The activation of ARHGEF11 and ROCK1, as well the decreased expression of PI3K and phosphorylation of AKT in the liver tissue of the F2G♀C♂ and F2G♀G♂ groups, indicated a decrease in hepatic glucose metabolism. The expression of metabolism molecules was consistent with the OGTT results in these two groups, suggesting that this might be the cause of obesity and insulin resistance in F2 offspring. The results in the muscle tissue failed to show a consistent trend, and the higher expression of PI3K may indicate an increase in compensatory glucose metabolism in muscles.

However, after STZ injections, the F0 rat developed severe hyperglycemia during pregnancy, which led to lower body weight and abnormal lower blood glucose levels in F1 offspring.

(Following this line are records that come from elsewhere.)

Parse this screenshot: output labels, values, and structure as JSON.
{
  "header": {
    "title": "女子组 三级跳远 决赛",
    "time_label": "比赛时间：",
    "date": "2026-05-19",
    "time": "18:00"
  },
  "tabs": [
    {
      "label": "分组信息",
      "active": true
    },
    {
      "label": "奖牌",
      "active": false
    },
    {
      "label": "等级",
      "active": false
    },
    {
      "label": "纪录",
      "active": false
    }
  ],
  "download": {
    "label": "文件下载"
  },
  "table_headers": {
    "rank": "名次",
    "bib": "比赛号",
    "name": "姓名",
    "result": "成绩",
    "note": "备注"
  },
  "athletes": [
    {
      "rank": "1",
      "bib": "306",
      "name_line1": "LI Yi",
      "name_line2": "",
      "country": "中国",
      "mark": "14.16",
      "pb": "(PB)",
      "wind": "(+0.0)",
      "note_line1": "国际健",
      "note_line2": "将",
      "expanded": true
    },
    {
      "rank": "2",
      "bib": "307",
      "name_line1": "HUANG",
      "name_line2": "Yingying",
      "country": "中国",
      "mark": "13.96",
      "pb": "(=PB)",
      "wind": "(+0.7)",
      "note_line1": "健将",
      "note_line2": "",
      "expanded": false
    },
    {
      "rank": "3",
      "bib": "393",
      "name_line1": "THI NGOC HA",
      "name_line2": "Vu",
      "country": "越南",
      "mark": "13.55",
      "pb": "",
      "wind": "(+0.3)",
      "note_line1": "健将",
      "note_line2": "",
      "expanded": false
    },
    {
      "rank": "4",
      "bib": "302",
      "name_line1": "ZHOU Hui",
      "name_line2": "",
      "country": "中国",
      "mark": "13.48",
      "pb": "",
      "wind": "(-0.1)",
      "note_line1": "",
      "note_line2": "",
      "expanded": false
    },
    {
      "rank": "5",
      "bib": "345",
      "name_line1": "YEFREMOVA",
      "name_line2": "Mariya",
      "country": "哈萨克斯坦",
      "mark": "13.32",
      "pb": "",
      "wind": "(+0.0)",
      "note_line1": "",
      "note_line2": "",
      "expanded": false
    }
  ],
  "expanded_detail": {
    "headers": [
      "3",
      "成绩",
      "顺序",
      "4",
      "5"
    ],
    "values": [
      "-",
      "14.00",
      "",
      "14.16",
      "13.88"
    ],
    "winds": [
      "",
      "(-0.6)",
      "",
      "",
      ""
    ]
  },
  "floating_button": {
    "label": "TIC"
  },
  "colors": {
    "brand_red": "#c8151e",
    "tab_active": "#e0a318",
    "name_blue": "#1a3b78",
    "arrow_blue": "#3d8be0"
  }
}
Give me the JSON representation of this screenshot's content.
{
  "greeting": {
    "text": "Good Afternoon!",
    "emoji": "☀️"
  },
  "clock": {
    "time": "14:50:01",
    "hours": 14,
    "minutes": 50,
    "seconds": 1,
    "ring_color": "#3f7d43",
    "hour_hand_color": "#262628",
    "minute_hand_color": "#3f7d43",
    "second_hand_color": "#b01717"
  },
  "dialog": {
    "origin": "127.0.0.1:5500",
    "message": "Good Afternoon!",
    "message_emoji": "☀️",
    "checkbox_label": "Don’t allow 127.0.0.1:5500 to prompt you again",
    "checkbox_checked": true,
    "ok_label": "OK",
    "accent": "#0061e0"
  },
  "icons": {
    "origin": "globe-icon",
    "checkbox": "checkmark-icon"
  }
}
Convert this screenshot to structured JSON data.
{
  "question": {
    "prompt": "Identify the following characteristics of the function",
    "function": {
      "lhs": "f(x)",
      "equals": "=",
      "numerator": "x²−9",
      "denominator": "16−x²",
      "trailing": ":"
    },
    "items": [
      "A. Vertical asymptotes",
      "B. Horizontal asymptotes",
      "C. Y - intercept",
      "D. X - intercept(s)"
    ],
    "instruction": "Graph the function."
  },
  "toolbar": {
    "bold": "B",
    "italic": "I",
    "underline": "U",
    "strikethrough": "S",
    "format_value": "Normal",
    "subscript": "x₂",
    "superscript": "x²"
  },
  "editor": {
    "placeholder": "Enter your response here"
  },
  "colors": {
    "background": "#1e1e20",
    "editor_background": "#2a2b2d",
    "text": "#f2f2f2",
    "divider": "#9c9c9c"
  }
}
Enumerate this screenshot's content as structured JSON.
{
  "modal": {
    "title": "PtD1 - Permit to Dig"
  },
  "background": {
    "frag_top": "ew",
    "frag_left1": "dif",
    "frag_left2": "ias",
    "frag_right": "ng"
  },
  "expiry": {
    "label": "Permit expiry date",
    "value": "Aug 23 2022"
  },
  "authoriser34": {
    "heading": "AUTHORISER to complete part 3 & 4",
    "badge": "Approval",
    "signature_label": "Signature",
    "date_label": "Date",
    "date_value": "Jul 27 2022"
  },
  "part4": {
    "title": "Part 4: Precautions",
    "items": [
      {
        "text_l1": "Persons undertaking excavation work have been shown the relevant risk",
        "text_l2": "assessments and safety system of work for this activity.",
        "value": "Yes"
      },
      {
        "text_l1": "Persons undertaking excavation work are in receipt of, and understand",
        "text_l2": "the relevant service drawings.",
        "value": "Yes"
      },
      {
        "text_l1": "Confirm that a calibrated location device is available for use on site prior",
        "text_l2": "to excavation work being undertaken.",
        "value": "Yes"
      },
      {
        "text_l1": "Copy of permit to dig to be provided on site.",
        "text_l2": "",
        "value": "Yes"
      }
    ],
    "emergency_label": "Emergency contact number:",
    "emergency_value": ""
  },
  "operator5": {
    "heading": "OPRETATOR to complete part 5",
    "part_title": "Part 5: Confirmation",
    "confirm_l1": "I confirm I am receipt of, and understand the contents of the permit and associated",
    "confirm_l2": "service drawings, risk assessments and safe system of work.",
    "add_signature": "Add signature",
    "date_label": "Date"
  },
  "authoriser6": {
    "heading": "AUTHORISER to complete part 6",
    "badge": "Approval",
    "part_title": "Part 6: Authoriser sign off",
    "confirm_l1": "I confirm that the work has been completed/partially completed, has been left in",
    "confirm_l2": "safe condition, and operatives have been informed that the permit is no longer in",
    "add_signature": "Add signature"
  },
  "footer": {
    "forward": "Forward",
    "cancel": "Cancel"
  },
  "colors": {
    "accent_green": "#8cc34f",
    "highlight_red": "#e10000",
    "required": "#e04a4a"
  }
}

Considering the very short half-life of STZ (approximately 15 min), it is unlikely that its direct effects could be responsible for the growth restriction of F1 offspring [40]. The intrauterine hyperglycemia model caused by STZ injections before pregnancy was similar with the type 1 and type 2 diabetes pregnant patients, which often results in offspring overgrowth or growth hindrances under different degrees of maternal hyperglycemia [41]. Although other researches have demonstrated that growth restriction of diabetes pregnant patients’ offspring suffered a higher risk of subsequent obesity and type 2 diabetes [42, 43], both female and male F1 offspring in this study remained having a lighter body weight until week 20, with a smaller area under the OGTT curve and higher insulin levels at 12 and 16 weeks (Fig S1). And the gene expression of Arhgef11, Rock1, Pi3k, and Akt in the liver and muscle of F1 offspring did not show a significant change (Fig S2). This result was speculated due to severe intrauterine hyperglycemia leading to severe developmental limitation in F1 offspring. Follow-up research with high-calorie diets may have better findings regarding the metabolic injuries of F1 offspring.

In conclusion, this study established a severe intrauterine hyperglycemia rat model and explored its impact on two generations of offspring. The results showed that severe intrauterine hyperglycemia could lead to growth restriction in F1 offspring and cause obesity, fatty liver, and insulin resistance in female F2 offspring, particularly the offspring with female growth restriction parents (F2G♀C♂) and both (F2G♀G♂). Further research suggested that the increased expression of ARHGEF11 and ROCK1 and the suppressive expression of PI3K and phosphorylation of AKT in the liver could be responsible for the abnormal development in F2 offspring. These results indicated that intrauterine hyperglycemia could cause severe metabolism and development problems in two generations of offspring and was closely related to hepatic insulin signaling pathways.

Data Availability

The data used to support the findings of this study are available from the corresponding author upon request.

Conflicts of Interest

The authors declare that there are no conflicts of interest in relation to this study.

Authors’ Contributions

Rina Su and Huixia Yang were responsible for the study design. Wanyi Zhang, Rina Su, Hui Feng, Li Lin, and Chen Wang were responsible for data acquisition. Wanyi Zhang and Rina Su contributed to the data analysis. Wanyi Zhang wrote the manuscript, and all the authors revised and approved the final manuscript. Wanyi Zhang and Rina Su contributed equally to this article.


The authors would like to thank the staff in the department of laboratory at Peking University First Hospital for their help in analyzing the serum. This work was supported by the National Natural Science Foundation of China (Grant no. 81701467 and no. 81370722).

Supplementary Materials

Fig S1: the body weight and glucose tolerance of F1 offspring rats. . Fig S2: the body weight and glucose tolerance of male F2 offspring rats. Fig S3: the OGTT, serum lipid, and insulin of male F2 offspring rats. Fig S4: the gene expression of metabolism signaling in the liver and muscle of F1 offspring rats. (Supplementary Materials)